<<<<

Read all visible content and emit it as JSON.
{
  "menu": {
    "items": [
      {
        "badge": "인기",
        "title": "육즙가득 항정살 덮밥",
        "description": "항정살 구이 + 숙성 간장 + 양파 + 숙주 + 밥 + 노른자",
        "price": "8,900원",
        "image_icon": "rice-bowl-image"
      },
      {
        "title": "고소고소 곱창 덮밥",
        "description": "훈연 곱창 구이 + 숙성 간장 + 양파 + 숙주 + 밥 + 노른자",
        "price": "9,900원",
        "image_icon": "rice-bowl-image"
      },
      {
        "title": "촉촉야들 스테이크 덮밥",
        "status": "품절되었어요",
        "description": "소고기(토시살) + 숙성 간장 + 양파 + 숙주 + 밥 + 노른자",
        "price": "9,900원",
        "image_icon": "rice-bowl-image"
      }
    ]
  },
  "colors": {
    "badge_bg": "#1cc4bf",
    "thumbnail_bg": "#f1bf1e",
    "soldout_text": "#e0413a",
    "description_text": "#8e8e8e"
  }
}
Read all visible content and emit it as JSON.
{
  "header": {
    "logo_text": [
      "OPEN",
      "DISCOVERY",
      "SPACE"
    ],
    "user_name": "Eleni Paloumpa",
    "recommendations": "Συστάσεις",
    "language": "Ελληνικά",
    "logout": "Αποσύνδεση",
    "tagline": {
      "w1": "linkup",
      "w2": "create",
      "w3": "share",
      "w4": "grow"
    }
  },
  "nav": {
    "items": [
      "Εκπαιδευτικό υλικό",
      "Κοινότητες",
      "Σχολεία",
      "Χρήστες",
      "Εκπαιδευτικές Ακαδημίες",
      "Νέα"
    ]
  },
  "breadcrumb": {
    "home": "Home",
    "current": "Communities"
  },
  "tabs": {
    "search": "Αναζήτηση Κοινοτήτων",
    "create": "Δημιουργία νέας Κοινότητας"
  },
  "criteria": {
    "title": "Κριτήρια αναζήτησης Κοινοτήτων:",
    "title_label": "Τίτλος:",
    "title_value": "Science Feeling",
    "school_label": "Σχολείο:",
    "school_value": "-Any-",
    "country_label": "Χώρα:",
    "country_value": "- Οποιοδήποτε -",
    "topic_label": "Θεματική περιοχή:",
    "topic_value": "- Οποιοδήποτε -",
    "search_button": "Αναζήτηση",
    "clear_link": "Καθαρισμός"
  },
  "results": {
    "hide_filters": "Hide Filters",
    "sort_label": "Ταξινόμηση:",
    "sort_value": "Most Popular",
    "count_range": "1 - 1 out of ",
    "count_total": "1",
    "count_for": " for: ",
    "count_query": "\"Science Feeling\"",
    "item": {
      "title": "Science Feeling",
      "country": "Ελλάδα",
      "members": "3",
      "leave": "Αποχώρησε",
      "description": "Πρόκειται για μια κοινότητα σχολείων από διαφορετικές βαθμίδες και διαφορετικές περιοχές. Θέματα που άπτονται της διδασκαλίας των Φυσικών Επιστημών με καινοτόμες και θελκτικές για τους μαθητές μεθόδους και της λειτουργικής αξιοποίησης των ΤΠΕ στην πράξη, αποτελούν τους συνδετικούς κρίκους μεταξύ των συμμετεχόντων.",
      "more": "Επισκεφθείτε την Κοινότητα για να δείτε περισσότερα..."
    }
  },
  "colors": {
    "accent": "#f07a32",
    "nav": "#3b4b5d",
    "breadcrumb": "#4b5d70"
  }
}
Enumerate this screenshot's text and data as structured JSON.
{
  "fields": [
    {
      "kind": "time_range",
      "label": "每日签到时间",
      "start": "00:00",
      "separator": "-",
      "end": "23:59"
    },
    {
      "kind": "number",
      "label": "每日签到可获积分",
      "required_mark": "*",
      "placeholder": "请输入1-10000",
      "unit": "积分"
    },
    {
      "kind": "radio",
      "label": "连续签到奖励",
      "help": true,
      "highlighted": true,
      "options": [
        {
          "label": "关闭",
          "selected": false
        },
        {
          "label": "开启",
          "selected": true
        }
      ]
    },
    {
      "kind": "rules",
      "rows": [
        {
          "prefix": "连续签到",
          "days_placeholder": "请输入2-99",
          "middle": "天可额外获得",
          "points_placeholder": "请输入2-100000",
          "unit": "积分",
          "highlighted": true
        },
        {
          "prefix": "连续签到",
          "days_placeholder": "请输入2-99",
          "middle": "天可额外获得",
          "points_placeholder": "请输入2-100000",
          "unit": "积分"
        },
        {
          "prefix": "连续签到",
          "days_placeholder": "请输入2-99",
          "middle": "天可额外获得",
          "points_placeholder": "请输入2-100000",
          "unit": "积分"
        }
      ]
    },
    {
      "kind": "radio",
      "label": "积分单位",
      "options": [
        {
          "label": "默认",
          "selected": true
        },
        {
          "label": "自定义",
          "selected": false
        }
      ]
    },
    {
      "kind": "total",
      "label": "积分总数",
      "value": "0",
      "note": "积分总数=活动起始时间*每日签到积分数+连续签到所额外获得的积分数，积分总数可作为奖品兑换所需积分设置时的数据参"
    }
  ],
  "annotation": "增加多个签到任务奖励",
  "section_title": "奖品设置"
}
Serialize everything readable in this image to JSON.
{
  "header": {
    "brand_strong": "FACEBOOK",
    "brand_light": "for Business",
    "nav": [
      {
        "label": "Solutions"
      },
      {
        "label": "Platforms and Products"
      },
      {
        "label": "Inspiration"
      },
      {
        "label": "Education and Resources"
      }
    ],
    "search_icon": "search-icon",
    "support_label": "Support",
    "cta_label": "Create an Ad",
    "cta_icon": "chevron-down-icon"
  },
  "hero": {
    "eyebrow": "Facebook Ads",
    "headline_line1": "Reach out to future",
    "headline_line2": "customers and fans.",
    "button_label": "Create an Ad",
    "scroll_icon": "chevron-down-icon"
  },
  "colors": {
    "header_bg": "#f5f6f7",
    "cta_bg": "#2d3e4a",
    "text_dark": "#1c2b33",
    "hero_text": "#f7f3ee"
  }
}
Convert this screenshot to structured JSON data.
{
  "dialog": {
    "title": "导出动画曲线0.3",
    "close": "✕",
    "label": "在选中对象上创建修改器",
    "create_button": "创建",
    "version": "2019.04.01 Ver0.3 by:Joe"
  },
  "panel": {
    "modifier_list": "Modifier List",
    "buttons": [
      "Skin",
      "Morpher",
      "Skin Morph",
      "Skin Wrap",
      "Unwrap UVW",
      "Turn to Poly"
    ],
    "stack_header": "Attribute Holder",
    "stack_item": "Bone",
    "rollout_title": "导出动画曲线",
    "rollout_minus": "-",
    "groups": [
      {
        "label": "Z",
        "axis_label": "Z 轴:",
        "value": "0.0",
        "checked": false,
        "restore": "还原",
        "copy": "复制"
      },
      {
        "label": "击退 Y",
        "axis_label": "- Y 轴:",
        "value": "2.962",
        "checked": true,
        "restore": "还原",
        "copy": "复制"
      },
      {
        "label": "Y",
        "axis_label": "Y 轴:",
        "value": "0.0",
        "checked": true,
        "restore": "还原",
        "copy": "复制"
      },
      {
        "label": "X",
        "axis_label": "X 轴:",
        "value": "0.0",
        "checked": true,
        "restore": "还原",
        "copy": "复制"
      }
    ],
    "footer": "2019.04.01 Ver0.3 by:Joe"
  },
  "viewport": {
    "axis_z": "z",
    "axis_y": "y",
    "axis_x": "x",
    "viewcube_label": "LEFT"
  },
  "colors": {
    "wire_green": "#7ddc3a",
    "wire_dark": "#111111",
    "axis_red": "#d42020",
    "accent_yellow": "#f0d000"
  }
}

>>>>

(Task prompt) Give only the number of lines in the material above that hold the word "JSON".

(Answer to the exercise) 5